Natalia Garcia was cold. Her contact lenses chafed dryly against her eyes and the breeze from the rush-hour traffic wasn't helping. As the morning sunlight caused the 87-year-old street vendor to blink, the cleanup was just beginning.
"I wish I had my sunglasses," Garcia said, dabbing her eye with a napkin.
On Monday, Garcia and two dozen other street vendors set about cleaning up sidewalks in four Los Angeles neighborhoods. In a city where they are both praised for their work ethic and reviled by those who see their labor as simply illegal, the vendors wanted to do something everyone could agree on: help keep L.A's sidewalks safe and clean.

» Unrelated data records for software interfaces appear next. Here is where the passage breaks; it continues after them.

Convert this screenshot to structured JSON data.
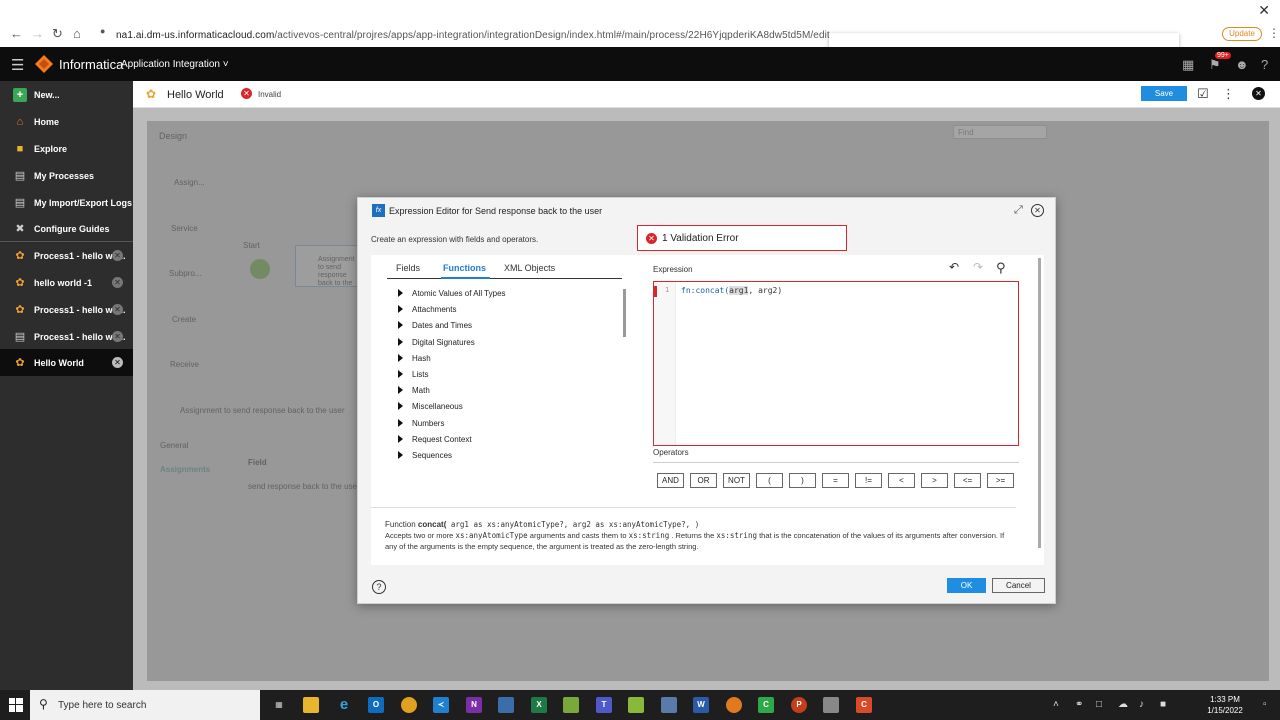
{
  "browser": {
    "url_host": "na1.ai.dm-us.informaticacloud.com",
    "url_path": "/activevos-central/projres/apps/app-integration/integrationDesign/index.html#/main/process/22H6YjqpderiKA8dw5td5M/edit",
    "update_label": "Update"
  },
  "header": {
    "brand": "Informatica",
    "app_name": "Application Integration",
    "badge": "99+"
  },
  "sidebar": {
    "items": [
      {
        "label": "New..."
      },
      {
        "label": "Home"
      },
      {
        "label": "Explore"
      },
      {
        "label": "My Processes"
      },
      {
        "label": "My Import/Export Logs"
      },
      {
        "label": "Configure Guides"
      },
      {
        "label": "Process1 - hello wo..."
      },
      {
        "label": "hello world -1"
      },
      {
        "label": "Process1 - hello wo..."
      },
      {
        "label": "Process1 - hello wo..."
      },
      {
        "label": "Hello World"
      }
    ]
  },
  "page": {
    "title": "Hello World",
    "status": "Invalid",
    "save_label": "Save"
  },
  "canvas": {
    "design_label": "Design",
    "find_placeholder": "Find",
    "palette": [
      "Assign...",
      "Service",
      "Subpro...",
      "Create",
      "Receive"
    ],
    "start_label": "Start",
    "node_label": "Assignment to send response back to the user",
    "props_title": "Assignment to send response back to the user",
    "tabs": [
      "General",
      "Assignments"
    ],
    "field_header": "Field",
    "field_value": "send response back to the user"
  },
  "dialog": {
    "title": "Expression Editor for Send response back to the user",
    "subtitle": "Create an expression with fields and operators.",
    "validation_error": "1 Validation Error",
    "tabs": [
      "Fields",
      "Functions",
      "XML Objects"
    ],
    "functions": [
      "Atomic Values of All Types",
      "Attachments",
      "Dates and Times",
      "Digital Signatures",
      "Hash",
      "Lists",
      "Math",
      "Miscellaneous",
      "Numbers",
      "Request Context",
      "Sequences"
    ],
    "expression_label": "Expression",
    "line_number": "1",
    "code_fn": "fn:concat(",
    "code_hl": "arg1",
    "code_rest": ", arg2)",
    "operators_label": "Operators",
    "operators": [
      "AND",
      "OR",
      "NOT",
      "(",
      ")",
      "=",
      "!=",
      "<",
      ">",
      "<=",
      ">="
    ],
    "desc_prefix": "Function ",
    "desc_fn": "concat(",
    "desc_sig": " arg1 as xs:anyAtomicType?, arg2 as xs:anyAtomicType?, )",
    "desc_body1": "Accepts two or more ",
    "desc_mono1": "xs:anyAtomicType",
    "desc_body2": " arguments and casts them to ",
    "desc_mono2": "xs:string",
    "desc_body3": " . Returns the ",
    "desc_mono3": "xs:string",
    "desc_body4": " that is the concatenation of the values of its arguments after conversion. If any of the arguments is the empty sequence, the argument is treated as the zero-length string.",
    "ok_label": "OK",
    "cancel_label": "Cancel"
  },
  "taskbar": {
    "search_placeholder": "Type here to search",
    "time": "1:33 PM",
    "date": "1/15/2022"
  },
  "colors": {
    "accent": "#1f8de0",
    "error": "#d9262b",
    "sidebar": "#2d2d2d"
  }
}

The event, called the Sidewalk Cleanup Caravan, comes as vendors wait on a city report that will propose an ordinance that would legalize street vending amid fears that the Trump administration would use even misdemeanors — such as from street vending — to arrest and deport immigrants in the country illegally. Few jobs in L.A.'s large informal economy are as visible as street vending.
In February, the City Council voted unanimously to decriminalize street vending. It is still illegal, but no longer subject to a misdemeanor charge. The move was made before Homeland Security Secretary John F. Kelly instructed immigration officers to widen the net as part of the executive order on illegal immigration that President Trump signed during his first week in office.
Carla De Paz, an organizer with the Legalize Street Vending Campaign, said the street vendors are eager to work with the city and hope the ordinance is applied citywide rather than in specific neighborhoods.
"We don't want arbitrary limits, but if they end up happening I think special districts could help where there is a lot of vending," De Paz said.
The idea for Monday's cleanup event came from a coalition of street vendors from across L.A. as a response to ongoing criticism that vendors don't pick up after themselves and their customers.
The group visited and cleaned sidewalks in four prominent vending neighborhoods: Panorama City, MacArthur Park, South L.A. and the Piñata District in the downtown area.
As he swept trash, Marcus Hart, 46, said he struggled for years to find a steady job after he was released from prison eight years ago.
"No one wants to hire an ex-convict. I applied at markets. I did odd jobs, I did recycling," said Hart, the only black street vendor at the event. "You basically have two options; you can make a living legally or illegally."
Street vending was far more appealing than other alternatives.
Two years ago Hart started selling at MacArthur Park. Though he isn't Latino, or an immigrant, like most of the other vendors, Hart said he dealt with many of the same issues they did.
"What affects them affects all of us; black vendors, white vendors," he said. "It's important we stand together."